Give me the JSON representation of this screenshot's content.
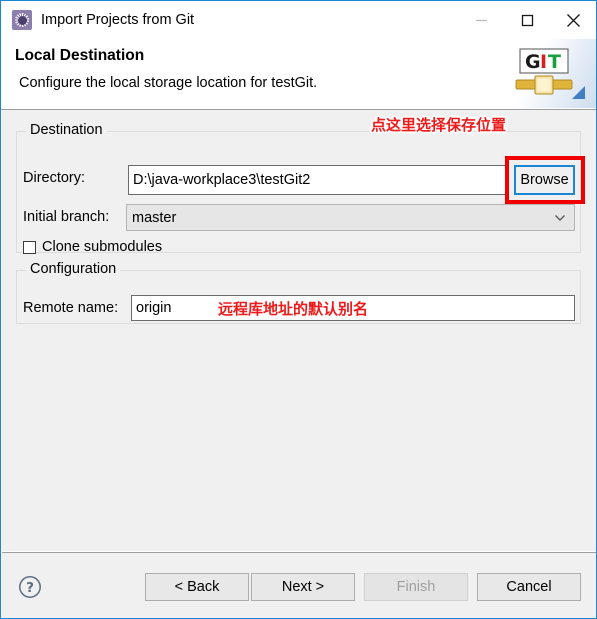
{
  "window": {
    "title": "Import Projects from Git",
    "icon": "eclipse-wizard-icon",
    "controls": {
      "minimize": "minimize-icon",
      "maximize": "maximize-icon",
      "close": "close-icon"
    }
  },
  "header": {
    "title": "Local Destination",
    "description": "Configure the local storage location for testGit.",
    "logo": {
      "letters": [
        "G",
        "I",
        "T"
      ],
      "colors": [
        "#1a1a1a",
        "#d81f1f",
        "#1b9e3f"
      ]
    }
  },
  "destination": {
    "group_label": "Destination",
    "directory_label": "Directory:",
    "directory_value": "D:\\java-workplace3\\testGit2",
    "browse_label": "Browse",
    "initial_branch_label": "Initial branch:",
    "initial_branch_value": "master",
    "initial_branch_options": [
      "master"
    ],
    "clone_submodules_label": "Clone submodules",
    "clone_submodules_checked": false
  },
  "configuration": {
    "group_label": "Configuration",
    "remote_name_label": "Remote name:",
    "remote_name_value": "origin"
  },
  "annotations": [
    {
      "text": "点这里选择保存位置",
      "color": "#ec1c1c"
    },
    {
      "text": "远程库地址的默认别名",
      "color": "#ec1c1c"
    }
  ],
  "footer": {
    "help_icon": "help-circle-icon",
    "back_label": "< Back",
    "next_label": "Next >",
    "finish_label": "Finish",
    "finish_disabled": true,
    "cancel_label": "Cancel"
  },
  "colors": {
    "window_border": "#1b86d3",
    "focus_border": "#1b86d3",
    "highlight_red": "#f00000",
    "content_bg": "#f0f0f0"
  }
}
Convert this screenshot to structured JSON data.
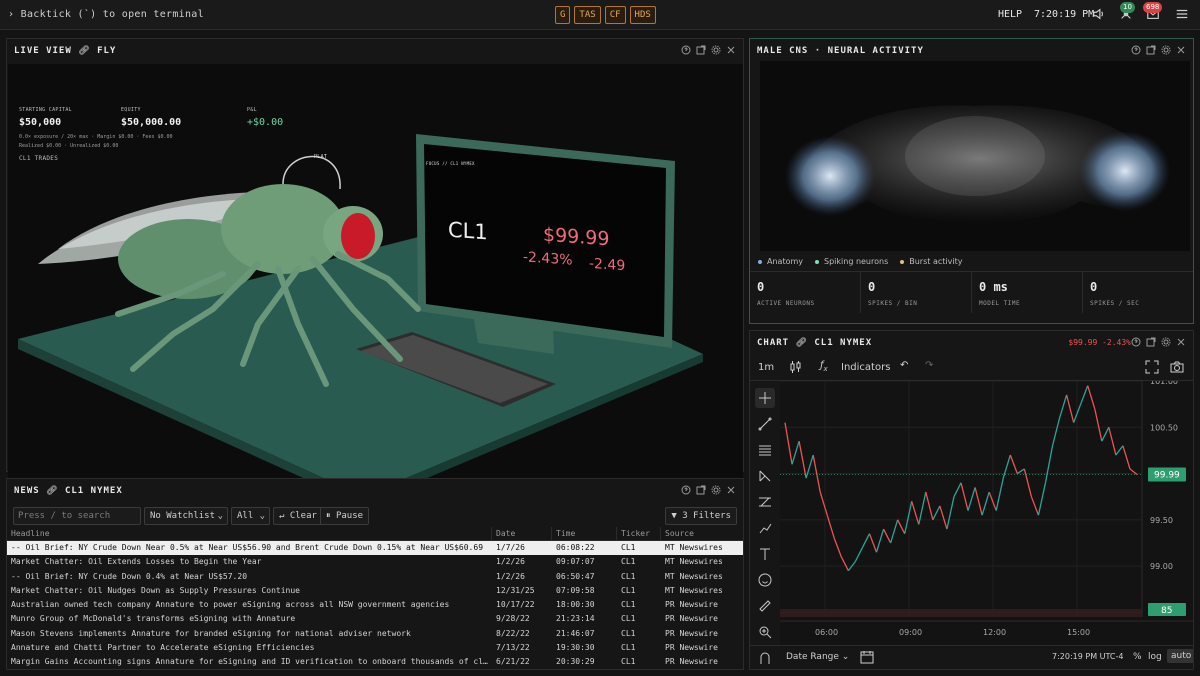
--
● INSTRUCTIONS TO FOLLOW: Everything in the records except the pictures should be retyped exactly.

● EXERCISE OUTPUT:
Give me the JSON representation of this screenshot's content.
{
  "window": {
    "title": "Import Projects from Git",
    "icon": "eclipse-wizard-icon",
    "controls": {
      "minimize": "minimize-icon",
      "maximize": "maximize-icon",
      "close": "close-icon"
    }
  },
  "header": {
    "title": "Local Destination",
    "description": "Configure the local storage location for testGit.",
    "logo": {
      "letters": [
        "G",
        "I",
        "T"
      ],
      "colors": [
        "#1a1a1a",
        "#d81f1f",
        "#1b9e3f"
      ]
    }
  },
  "destination": {
    "group_label": "Destination",
    "directory_label": "Directory:",
    "directory_value": "D:\\java-workplace3\\testGit2",
    "browse_label": "Browse",
    "initial_branch_label": "Initial branch:",
    "initial_branch_value": "master",
    "initial_branch_options": [
      "master"
    ],
    "clone_submodules_label": "Clone submodules",
    "clone_submodules_checked": false
  },
  "configuration": {
    "group_label": "Configuration",
    "remote_name_label": "Remote name:",
    "remote_name_value": "origin"
  },
  "annotations": [
    {
      "text": "点这里选择保存位置",
      "color": "#ec1c1c"
    },
    {
      "text": "远程库地址的默认别名",
      "color": "#ec1c1c"
    }
  ],
  "footer": {
    "help_icon": "help-circle-icon",
    "back_label": "< Back",
    "next_label": "Next >",
    "finish_label": "Finish",
    "finish_disabled": true,
    "cancel_label": "Cancel"
  },
  "colors": {
    "window_border": "#1b86d3",
    "focus_border": "#1b86d3",
    "highlight_red": "#f00000",
    "content_bg": "#f0f0f0"
  }
}
Convert this screenshot to structured JSON data.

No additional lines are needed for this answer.